The Ryugyong Hotel Revealed
Twenty-four years in the making, the Ryugyong Hotel in North Korea is finally in its completion process. This ominous looking hotel started construction in 1987 and was placed on hiatus due to those Soviets and their Cold War.
However, the hotel which now has unveiled its post-production exterior is getting some serious negative feedback. With its 105 stories towering over North Korea’s capital city of Pyonyang looks like something straight out of Fritz Lang’s Metropolis.
The Ryugyong Hotel and its tetrahedronical shape mountains over the the entire city of Pyongyang and seems imperfectly out of place for this Asian city. Nicknamed as the “Hotel of Doom,” its exterior is quite an eyesore to behold and aids in making North Korea seem like a tyrannical state of oppression and evil-doings.
This castle of darkness may have taken almost three decades to complete, yet, the thought-process behind it seems as if it took a vacay back in the 1980’s. To me, this building screams Cold War all over again battling the likes of once-Soviet Union inspired architecture that focused on power, aggression, sterility, and jagged linear shapes. Yes, one could mistake this building for an futuristic-inspired work of art.
However, I find that it joins the ranks of Orwellian 1984 status. I am just waiting for The War of the Worlds to happen or for Harrison Ford to pop out ala Blade Runner.
In such times of current socio-economic demise, one would have thought to reconsider the design of the Ryugyong Hotel to make it inviting and softer through modern architectural trends of curvatures and slanted cut-outs.
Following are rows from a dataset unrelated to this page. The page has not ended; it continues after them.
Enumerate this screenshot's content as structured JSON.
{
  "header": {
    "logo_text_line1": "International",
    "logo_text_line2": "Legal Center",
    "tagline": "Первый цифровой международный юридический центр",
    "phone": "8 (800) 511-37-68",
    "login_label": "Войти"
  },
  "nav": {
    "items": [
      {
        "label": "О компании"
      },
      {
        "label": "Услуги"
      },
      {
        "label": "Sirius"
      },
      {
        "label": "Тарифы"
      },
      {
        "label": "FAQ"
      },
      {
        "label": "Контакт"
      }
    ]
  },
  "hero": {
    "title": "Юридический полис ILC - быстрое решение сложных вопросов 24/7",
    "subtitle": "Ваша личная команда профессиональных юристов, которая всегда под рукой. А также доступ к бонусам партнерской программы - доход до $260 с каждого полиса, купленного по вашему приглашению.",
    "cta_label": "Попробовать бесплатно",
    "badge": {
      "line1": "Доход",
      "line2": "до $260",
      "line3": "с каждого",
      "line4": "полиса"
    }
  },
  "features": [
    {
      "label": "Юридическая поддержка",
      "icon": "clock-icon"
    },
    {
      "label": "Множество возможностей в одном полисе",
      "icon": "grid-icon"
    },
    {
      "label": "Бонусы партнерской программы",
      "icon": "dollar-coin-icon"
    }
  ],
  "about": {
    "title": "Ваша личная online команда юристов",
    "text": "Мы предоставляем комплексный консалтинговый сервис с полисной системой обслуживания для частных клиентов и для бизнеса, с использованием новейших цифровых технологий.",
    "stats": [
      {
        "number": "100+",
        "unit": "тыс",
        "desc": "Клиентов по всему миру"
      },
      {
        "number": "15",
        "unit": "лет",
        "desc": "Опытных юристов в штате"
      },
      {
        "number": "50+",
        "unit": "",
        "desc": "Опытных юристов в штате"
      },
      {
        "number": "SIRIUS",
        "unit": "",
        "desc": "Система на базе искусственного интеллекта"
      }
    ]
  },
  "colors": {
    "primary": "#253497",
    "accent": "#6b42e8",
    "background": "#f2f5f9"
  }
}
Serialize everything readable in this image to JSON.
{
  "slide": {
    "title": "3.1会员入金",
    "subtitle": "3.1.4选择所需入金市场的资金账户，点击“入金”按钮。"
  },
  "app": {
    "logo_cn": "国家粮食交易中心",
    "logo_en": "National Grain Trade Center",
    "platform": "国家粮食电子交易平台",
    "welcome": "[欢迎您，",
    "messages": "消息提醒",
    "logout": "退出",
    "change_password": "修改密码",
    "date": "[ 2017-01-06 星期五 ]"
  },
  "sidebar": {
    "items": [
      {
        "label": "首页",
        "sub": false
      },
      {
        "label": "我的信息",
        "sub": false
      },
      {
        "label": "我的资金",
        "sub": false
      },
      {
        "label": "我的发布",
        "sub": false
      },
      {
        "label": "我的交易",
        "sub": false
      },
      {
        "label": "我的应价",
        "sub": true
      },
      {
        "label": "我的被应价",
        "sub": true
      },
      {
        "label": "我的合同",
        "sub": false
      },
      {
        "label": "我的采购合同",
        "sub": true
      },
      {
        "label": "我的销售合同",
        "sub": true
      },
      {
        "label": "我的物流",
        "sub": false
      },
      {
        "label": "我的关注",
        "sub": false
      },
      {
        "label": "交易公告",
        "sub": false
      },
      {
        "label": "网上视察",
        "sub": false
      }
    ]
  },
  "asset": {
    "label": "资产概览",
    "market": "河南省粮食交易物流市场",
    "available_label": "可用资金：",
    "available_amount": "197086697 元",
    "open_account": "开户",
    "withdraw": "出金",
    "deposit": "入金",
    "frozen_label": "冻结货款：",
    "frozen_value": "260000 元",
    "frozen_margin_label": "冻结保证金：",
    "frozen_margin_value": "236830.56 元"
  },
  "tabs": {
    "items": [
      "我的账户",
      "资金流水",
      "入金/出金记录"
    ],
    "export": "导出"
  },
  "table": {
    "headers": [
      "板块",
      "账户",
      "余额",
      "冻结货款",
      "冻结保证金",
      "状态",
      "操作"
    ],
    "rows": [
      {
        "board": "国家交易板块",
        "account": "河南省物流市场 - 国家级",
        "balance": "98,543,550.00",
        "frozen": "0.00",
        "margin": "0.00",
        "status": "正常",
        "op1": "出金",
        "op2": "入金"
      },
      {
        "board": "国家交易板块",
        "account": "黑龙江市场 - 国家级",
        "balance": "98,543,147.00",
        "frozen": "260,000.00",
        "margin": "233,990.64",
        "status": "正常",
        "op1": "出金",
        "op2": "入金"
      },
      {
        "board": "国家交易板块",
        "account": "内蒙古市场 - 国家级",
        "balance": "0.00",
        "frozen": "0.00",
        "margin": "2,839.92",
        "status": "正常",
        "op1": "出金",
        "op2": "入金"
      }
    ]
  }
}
Instead, this bad boy looms over the city of Pyongyang heeding tourists to stay away from the crystal castle.
This imperial palace could easily be the home to likes of Gargamel, Dr. Frankenstein, and modern-day Count Dracula, or The Witches of Eastwick. If anything, at least it makes an interesting structure for Sci-Fi movies. No thank you very much-o, Mr. Roboto.
This design blog was published by Nazmiyal antique rugs in New York City.